▶ [Activity]: The output should be all lines of the entries below in which the word "value" occurs.

(Stored records)
»»

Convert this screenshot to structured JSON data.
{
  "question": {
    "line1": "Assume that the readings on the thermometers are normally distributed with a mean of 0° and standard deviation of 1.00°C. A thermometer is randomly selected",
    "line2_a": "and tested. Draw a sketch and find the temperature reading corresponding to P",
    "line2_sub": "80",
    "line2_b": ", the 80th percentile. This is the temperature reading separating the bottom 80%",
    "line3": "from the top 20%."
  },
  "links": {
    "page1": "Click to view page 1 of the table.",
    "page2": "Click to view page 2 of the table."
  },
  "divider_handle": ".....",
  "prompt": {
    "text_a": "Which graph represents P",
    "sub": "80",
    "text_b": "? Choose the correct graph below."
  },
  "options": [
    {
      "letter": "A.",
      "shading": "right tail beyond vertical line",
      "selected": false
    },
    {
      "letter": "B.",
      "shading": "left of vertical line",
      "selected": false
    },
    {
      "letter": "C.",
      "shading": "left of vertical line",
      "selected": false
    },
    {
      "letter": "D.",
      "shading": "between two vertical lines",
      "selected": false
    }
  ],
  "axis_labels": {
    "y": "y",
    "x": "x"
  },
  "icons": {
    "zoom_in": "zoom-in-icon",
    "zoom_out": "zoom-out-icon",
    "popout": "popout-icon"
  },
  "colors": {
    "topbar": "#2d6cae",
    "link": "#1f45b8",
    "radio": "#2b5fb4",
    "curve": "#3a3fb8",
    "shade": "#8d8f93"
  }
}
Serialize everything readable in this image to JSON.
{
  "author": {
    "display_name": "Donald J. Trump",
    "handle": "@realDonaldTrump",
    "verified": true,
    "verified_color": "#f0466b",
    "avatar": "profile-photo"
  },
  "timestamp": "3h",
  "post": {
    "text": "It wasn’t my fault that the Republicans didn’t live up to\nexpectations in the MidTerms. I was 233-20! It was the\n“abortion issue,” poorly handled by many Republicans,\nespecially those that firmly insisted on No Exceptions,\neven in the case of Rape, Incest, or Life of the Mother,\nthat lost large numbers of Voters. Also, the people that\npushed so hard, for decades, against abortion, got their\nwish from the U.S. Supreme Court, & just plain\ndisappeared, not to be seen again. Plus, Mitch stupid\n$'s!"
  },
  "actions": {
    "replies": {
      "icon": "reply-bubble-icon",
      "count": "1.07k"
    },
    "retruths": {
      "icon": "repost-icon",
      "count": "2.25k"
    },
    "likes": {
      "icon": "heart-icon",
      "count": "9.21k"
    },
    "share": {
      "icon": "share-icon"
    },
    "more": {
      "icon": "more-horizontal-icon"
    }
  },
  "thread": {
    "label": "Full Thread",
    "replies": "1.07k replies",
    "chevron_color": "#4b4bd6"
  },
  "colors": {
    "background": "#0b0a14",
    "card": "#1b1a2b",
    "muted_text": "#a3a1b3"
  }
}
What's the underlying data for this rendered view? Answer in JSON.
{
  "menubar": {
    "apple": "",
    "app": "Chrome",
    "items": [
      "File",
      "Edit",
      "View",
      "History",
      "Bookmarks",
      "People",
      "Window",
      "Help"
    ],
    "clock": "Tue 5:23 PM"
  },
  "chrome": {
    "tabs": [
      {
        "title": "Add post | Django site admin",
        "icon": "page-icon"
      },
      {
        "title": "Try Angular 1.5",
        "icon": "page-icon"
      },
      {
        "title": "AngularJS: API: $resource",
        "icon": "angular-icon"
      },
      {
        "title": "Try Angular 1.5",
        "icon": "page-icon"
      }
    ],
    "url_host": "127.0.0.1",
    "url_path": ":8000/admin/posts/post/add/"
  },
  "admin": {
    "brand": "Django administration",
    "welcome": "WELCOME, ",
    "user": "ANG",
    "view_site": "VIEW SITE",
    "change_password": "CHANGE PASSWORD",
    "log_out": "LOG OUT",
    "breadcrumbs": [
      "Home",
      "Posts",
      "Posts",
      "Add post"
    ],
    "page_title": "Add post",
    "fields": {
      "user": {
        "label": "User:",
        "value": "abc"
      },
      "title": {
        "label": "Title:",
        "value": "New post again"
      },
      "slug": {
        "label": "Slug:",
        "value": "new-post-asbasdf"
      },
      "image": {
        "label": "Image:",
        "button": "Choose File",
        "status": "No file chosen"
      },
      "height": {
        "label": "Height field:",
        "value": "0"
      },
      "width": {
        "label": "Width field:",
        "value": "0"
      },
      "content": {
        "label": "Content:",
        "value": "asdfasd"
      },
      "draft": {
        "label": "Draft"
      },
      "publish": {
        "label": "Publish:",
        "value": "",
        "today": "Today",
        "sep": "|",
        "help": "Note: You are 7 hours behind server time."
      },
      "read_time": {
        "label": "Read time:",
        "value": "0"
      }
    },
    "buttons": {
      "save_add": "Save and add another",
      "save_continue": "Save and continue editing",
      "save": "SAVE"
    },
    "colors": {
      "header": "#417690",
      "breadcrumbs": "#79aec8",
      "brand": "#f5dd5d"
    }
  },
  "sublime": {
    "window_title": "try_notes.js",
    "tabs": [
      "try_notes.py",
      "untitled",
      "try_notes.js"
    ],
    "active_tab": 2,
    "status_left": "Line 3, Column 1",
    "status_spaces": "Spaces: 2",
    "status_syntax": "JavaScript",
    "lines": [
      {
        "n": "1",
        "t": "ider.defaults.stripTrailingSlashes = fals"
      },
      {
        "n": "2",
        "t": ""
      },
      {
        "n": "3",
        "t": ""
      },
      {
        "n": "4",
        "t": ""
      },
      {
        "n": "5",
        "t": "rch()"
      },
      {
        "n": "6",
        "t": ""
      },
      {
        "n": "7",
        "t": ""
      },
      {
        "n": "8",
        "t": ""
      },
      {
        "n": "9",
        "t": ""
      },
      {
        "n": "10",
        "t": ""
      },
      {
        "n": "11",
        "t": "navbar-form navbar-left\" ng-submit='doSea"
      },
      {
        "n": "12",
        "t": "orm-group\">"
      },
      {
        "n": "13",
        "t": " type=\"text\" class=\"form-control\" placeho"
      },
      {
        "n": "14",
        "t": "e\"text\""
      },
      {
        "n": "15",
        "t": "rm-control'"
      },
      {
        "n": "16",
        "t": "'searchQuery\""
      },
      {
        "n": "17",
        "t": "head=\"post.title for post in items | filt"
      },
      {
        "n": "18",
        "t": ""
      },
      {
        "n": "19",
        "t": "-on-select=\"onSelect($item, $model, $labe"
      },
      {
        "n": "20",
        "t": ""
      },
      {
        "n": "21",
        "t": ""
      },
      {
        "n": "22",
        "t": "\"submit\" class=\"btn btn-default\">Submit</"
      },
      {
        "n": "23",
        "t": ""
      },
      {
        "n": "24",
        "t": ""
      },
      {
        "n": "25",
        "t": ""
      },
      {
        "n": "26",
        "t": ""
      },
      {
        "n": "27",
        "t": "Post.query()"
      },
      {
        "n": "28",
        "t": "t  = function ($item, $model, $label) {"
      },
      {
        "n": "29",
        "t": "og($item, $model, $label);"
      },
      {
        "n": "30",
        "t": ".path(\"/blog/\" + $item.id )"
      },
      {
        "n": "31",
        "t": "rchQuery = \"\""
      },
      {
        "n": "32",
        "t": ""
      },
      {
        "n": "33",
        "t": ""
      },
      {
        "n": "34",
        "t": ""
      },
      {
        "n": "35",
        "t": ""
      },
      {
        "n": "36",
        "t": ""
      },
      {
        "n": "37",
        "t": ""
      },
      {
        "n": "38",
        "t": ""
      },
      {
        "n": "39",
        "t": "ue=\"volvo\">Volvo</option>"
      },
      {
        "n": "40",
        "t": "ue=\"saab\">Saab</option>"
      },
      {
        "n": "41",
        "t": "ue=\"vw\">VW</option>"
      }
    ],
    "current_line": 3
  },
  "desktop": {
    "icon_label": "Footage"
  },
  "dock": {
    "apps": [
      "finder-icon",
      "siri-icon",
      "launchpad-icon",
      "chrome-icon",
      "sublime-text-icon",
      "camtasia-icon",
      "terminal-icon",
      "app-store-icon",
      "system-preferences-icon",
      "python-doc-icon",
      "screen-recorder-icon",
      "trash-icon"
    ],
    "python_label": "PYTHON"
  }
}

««

▶ [Solution for this task]:
        "value": "abc"
        "value": "New post again"
        "value": "new-post-asbasdf"
        "value": "0"
        "value": "0"
        "value": "asdfasd"
        "value": "",
        "value": "0"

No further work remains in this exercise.